  • Battelle Columbus Laboratories study of stress-corrosion cracking (SCC) of line-pipe steel in aqueous solutions of CO and CO/sub 2/ revealed that pipeline steels are susceptible to SCC at partial pressures of CO/sub 2/ and CO as low as 1 psi (6.9 kPa). For SCC to occur, carbon dioxide, carbon monoxide, and water must be simultaneously present. The SCC morphology involves multiple, transgranular cracks perpendicular to the direction of maximum tensile stresses in the steel. The surest method for control of CO-CO/sub 2/ SCC is to prevent condensation by controlling the gas composition and keeping the temperature above the dewpoint.

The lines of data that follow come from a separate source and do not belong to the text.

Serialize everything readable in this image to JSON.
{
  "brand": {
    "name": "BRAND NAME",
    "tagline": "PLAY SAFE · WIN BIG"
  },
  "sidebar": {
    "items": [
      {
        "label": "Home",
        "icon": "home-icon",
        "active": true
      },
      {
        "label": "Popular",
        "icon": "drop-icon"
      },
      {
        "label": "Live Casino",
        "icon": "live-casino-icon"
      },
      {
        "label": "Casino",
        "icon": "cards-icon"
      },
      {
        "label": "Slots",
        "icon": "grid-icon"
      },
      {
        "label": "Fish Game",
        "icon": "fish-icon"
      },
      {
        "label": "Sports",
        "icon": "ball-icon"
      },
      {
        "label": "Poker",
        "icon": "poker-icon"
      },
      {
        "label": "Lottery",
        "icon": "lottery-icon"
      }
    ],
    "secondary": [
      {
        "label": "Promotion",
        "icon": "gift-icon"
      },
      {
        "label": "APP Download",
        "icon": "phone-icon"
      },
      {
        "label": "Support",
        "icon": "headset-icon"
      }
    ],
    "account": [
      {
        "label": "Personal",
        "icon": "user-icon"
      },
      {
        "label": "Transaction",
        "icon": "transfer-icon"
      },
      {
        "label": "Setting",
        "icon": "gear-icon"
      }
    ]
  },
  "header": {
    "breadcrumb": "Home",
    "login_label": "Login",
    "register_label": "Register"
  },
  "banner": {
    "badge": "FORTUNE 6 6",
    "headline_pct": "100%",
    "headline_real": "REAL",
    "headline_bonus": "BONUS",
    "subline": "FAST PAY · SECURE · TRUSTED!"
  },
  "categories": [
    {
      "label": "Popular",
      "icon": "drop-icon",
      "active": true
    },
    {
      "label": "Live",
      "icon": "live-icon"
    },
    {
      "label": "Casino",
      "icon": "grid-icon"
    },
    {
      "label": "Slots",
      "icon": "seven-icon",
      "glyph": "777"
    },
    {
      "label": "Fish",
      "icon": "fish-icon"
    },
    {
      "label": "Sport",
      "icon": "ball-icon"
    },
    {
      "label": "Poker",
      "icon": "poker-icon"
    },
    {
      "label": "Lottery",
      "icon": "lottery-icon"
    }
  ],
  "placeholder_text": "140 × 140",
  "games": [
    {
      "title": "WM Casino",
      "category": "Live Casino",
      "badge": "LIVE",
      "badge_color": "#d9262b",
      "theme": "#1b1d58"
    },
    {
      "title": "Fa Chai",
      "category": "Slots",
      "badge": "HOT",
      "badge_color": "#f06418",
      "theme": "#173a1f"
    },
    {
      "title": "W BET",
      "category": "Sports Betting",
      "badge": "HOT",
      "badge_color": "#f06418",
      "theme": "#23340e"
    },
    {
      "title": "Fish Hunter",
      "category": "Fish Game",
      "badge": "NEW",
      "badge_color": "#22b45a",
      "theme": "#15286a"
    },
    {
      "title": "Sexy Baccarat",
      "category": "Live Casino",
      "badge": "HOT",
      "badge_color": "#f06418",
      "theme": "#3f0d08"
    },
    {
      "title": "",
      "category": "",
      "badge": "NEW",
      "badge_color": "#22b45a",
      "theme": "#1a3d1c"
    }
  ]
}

Adequatemore » dehydration of the gas prior to injection in the pipeline will prevent SCC, even for gas compositions that would promote severe SCC in the presence of water. The removal of CO/sub 2/ and CO does not appear to be practical because of the low levels of these gases that will still support SCC. In current industry practice, carbon dioxide levels are controlled to 10 psi (69 kPa) or less for control of general corrosion and pitting; however, no limits on CO have been established. In the presence of water, small amounts of CO can promote SCC at CO/sub 2/ concentrations that are acceptable for general-corrosion considerations. Oxygen in the gas greatly increases the severity of SCC and should be avoided.« less
  • Intergranular stress corrosion cracking (IGSCC) of sensitized Type 304 stainless steel was studied in aerated pure water and in chloride solutions with and without sulfide and thiosulfate anions at temperatures ranging from 50/sup 0/ to 200/sup 0/C, using the slow strain rate technique. At 50/sup 0/ to 100/sup 0/C, the presence of sulfide or thiosulfate ions in chloride solution was found to accelerate IGSCC. At 150/sup 0/C, sulfide ions inhibited SCC, while thiosulfate ions promoted SCC. At 200/sup 0/C, both these ions inhibited SCC. The influence of pH, potential, temperature and film composition on IGSCC is discussed.